Latvia, in the Baltic sea area, was an important maritime base for the USSR. During the Soviet rule years, thousands of Russians were sent to Latvia to provide manpower for Soviet factories. Latvian historians believe these workers were part of a conscious plan developed by Moscow to dilute native Baltic culture.
However, the USSR collapsed and Latvia regained its fully independence in 1991. Nationalism had grown considerably over the last years of Soviet occupation and its campaigners were pursuing the revitalization of a damaged language and culture; of a country that was trying to go back to its roots.
Latvia had then to deal with Soviet legacy. One of the most important aspects were former USSR citizens. In 1991 the Baltic country was home for around 715,000 residents from the extinct Soviet Union. These inhabitants were given the status of non-citizens after the Latvian Parliament, Saeima, created this legal category for these individuals who were neither citizens of Latvia nor any other country but, who, in accordance with the Latvian law, had the right to a non-citizen passport issued by the Latvian government as well as certain rights.
These inhabitants were not only Russians, but Belorussian, Ukrainians and Poles too. Most of them settled in urban areas such as Riga or Daugavpils and they are usually referred to as a Russian speaking community. Current Latvia’s ethnic mix is a legacy of almost half a century of Soviet rule.

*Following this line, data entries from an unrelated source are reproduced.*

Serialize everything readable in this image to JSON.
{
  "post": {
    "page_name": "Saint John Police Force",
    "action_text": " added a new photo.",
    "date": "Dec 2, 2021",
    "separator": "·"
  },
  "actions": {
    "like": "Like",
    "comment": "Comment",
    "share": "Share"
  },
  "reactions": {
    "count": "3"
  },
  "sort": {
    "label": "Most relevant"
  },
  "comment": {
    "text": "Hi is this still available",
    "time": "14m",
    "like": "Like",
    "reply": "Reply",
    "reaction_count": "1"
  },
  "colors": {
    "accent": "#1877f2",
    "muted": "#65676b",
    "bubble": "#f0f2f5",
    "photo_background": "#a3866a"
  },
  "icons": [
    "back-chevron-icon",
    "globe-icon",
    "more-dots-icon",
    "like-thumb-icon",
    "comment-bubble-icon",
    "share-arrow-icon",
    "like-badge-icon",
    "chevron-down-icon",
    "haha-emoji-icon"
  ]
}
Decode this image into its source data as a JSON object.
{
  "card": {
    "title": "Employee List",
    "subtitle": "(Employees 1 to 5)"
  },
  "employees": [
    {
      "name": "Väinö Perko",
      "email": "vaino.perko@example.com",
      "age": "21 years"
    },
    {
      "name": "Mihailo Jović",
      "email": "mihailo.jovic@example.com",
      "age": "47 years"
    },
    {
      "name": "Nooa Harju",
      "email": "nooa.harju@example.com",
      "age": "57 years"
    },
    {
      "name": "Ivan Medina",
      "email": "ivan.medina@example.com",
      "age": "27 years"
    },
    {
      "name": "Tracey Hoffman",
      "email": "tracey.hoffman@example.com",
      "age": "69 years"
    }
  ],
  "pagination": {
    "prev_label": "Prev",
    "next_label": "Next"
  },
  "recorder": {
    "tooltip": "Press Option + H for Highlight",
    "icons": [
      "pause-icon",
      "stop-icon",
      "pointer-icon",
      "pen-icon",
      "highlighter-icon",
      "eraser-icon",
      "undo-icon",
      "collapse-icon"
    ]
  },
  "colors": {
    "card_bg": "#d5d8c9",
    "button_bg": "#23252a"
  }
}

Since then, the status and rights of these residents have been an important issue that has sparked controversy and raised international questions. Non-citizens are not allow to vote and they cannot work for public bodies. They might also face several problems when traveling. Latvian nationalism, minorities rights and Russian influence have played important roles over disputes on these matters.
Non-citizens have been allowed to acquire Latvian citizenship through a naturalization process, but it has to be said that not all them are willing to embrace Latvia as their new homeland. Despite this fact, it has been proved that there more than twenty years after the collapse of the USSR, their integration to Latvian society is yet to be a reality.
By January 2011, there were still 326 735 non-citizens in Latvia, what means around 14.5% of its inhabitants. Several organizations and political parties have called for a review in policies concerning non-citizens and citizenship. Few weeks ago Latvian president Valdis Zatlers spoke out about a citizenship debate that is going on in the country. One of the points Mr. Zatlers stressed was that the path to Latvian citizenship should be eased for children born to non-citizens and stateless persons.
I will be covering this subject as part of my documentary for my MA course. So I will keep this blog updated with the latest news on it.